The importance of Massimiliano Spinola’s contribution to entomology is widely recognized by his contemporaries and luminaries in the natural sciences: Giuseppe De Notaris, Professor of Botanica and Director of the Botanical Garden at the University of Genoa, says that Spinola was ‘an eminent scientist, renown for applauded, splendid and classic entomological publications, and who did not adopt a haughty manner towards his city, neither stone nor parole’. Achille Neri similarly comments on the lack of memorials or tombstones in memory of Spinola. He wrote in his ‘Patrizi Genoese’ that ‘in vain one would seek, as a public attestation of honour, a road dedicated to him, especially among those recently opened near the Museum, where it should be natural to find one’. A room at the museum was finally dedicated to Spinola by the famous Genoese entomologist and director of the Raffaele Gestro Museum, who considers Spinola as the ‘Father of Entomology in Italy’. He wrote: ‘I remember with emotion that in the early years of my entomological career, my favourite book was the Insectorum Liguriae that I would consult with the other works in Giacomo Dori’s private library every day.
Massimiliano Spinola played a key role in identifying hundreds of species, many of which have been collected by other entomologists represented in his library, in his entomological collection, in his personal correspondence archive, and of course in his published works. He is perhaps best known for having identified a species in particular: The Apis mellifica ligusticas or Italian bee. When it was described by Spinola in 1806, the Ligurian Apis mellifica was a habitual tenant of the hives in Tassarolo and was commonly found in the countryside. At the time, the distribution of the Ligurian bee was largely confined to northern Italy, but from the moment of its identification, the bee was also diffused in Europe and then in the non-European countries becoming one of the honey producers preferred by bee-keepers. For example, the Ligurian bee was introduced in the UK by Thomas Woodbury – ‘the Devonshire Bee Keeper’ and one of Charles Darwin’s correspondents – in the 1850s. Bees were bought by a Swiss bee-keeper and with the support of Alfred Neighbour & sons in London, the Ligurian bees were chosen by many British bee-keepers who preferred them to the autochthonous ‘Black Bee’ because they were less aggressive and more productive. The introduction of the ‘Italian bee’ in the English hives was promoted by the Crystal Palace Universal Exposition of 1862, and since then the species began to spread throughout the world through the Commonwealth.

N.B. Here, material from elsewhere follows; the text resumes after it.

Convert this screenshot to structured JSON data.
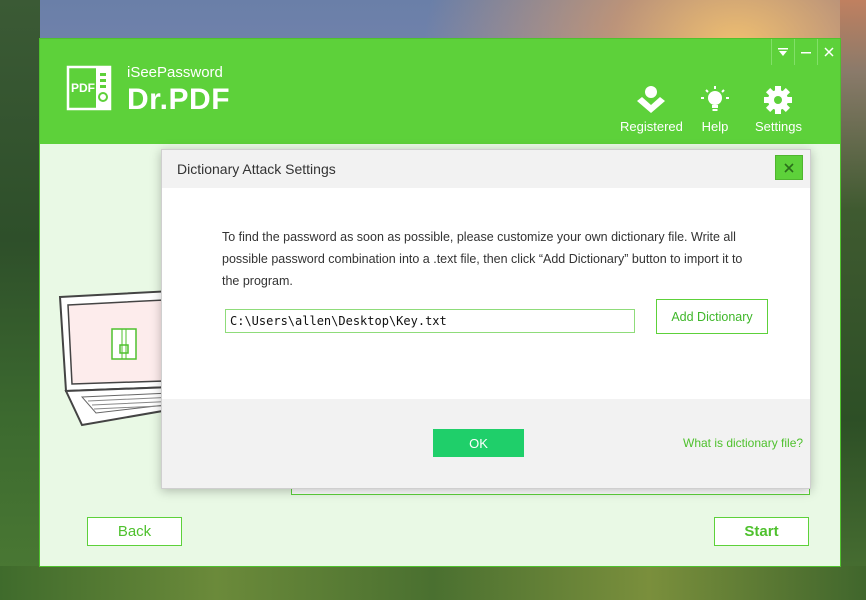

In the photo ”Apis mellifera ligustica spinola“, courtesy OF FAI Federation of Italian bee keepers http://www.federapi.bio/
The details of the life of Massimiliano Spinola are freely drawn from the texts that Dr Robert Hearn, Laboratory of archaeology and environmental History, University of Genoa & School of Geography, University of Nottingham, presented during the Congress “Happy Birthday Apis Ligustica!”. The story of Massimiliano Spinola, Father of  Italian bees” organized by FAI Federation of Italian bee-keepers.

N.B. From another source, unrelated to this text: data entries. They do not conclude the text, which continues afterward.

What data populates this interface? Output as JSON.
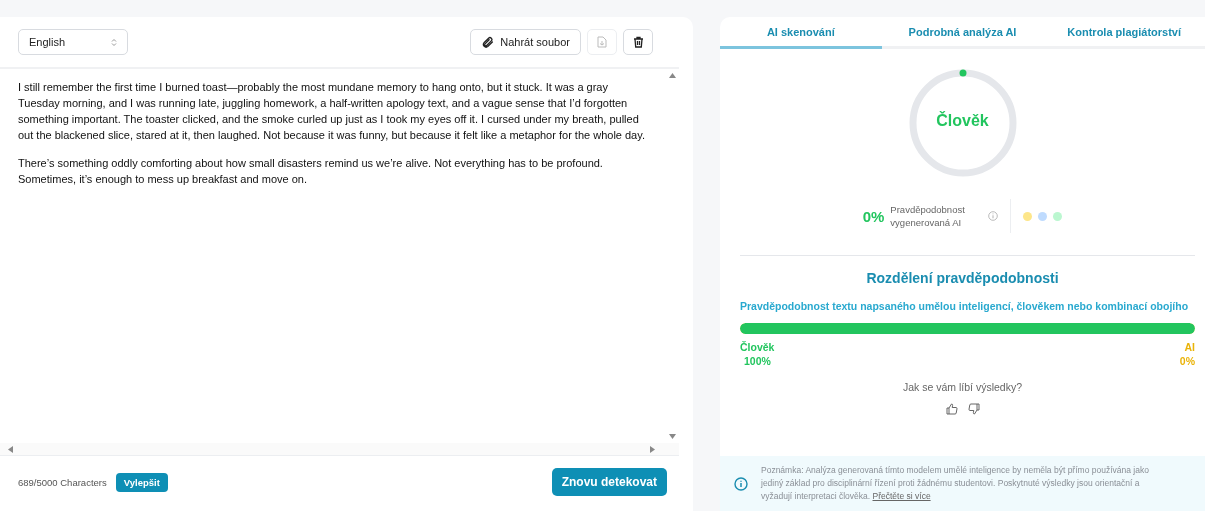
{
  "editor": {
    "language": "English",
    "upload_button": "Nahrát soubor",
    "paragraphs": [
      "I still remember the first time I burned toast—probably the most mundane memory to hang onto, but it stuck. It was a gray Tuesday morning, and I was running late, juggling homework, a half-written apology text, and a vague sense that I’d forgotten something important. The toaster clicked, and the smoke curled up just as I took my eyes off it. I cursed under my breath, pulled out the blackened slice, stared at it, then laughed. Not because it was funny, but because it felt like a metaphor for the whole day.",
      "There’s something oddly comforting about how small disasters remind us we’re alive. Not everything has to be profound. Sometimes, it’s enough to mess up breakfast and move on."
    ],
    "char_count": "689/5000 Characters",
    "improve_button": "Vylepšit",
    "detect_button": "Znovu detekovat"
  },
  "results": {
    "tabs": [
      {
        "label": "AI skenování",
        "selected": true
      },
      {
        "label": "Podrobná analýza AI",
        "selected": false
      },
      {
        "label": "Kontrola plagiátorství",
        "selected": false
      }
    ],
    "gauge": {
      "label": "Člověk"
    },
    "ai_score": {
      "value": "0%",
      "caption": "Pravděpodobnost vygenerovaná AI"
    },
    "legend": [
      {
        "color": "#fde68a"
      },
      {
        "color": "#bfdbfe"
      },
      {
        "color": "#bbf7d0"
      }
    ],
    "distribution": {
      "title": "Rozdělení pravděpodobnosti",
      "subtitle": "Pravděpodobnost textu napsaného umělou inteligencí, člověkem nebo kombinací obojího",
      "level": 1,
      "human_label": "Člověk",
      "human_value": "100%",
      "ai_label": "AI",
      "ai_value": "0%"
    },
    "feedback_question": "Jak se vám líbí výsledky?",
    "note": {
      "text": "Poznámka: Analýza generovaná tímto modelem umělé inteligence by neměla být přímo používána jako jediný základ pro disciplinární řízení proti žádnému studentovi. Poskytnuté výsledky jsou orientační a vyžadují interpretaci člověka.",
      "link": "Přečtěte si více"
    }
  }
}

 http://www.fai.bio/ita/news_2016/genova-festival-della-scienza-buon-compleanno-apis-ligustica.php 
http://www.apitalia.net/it/attualita_scheda.php?id=1826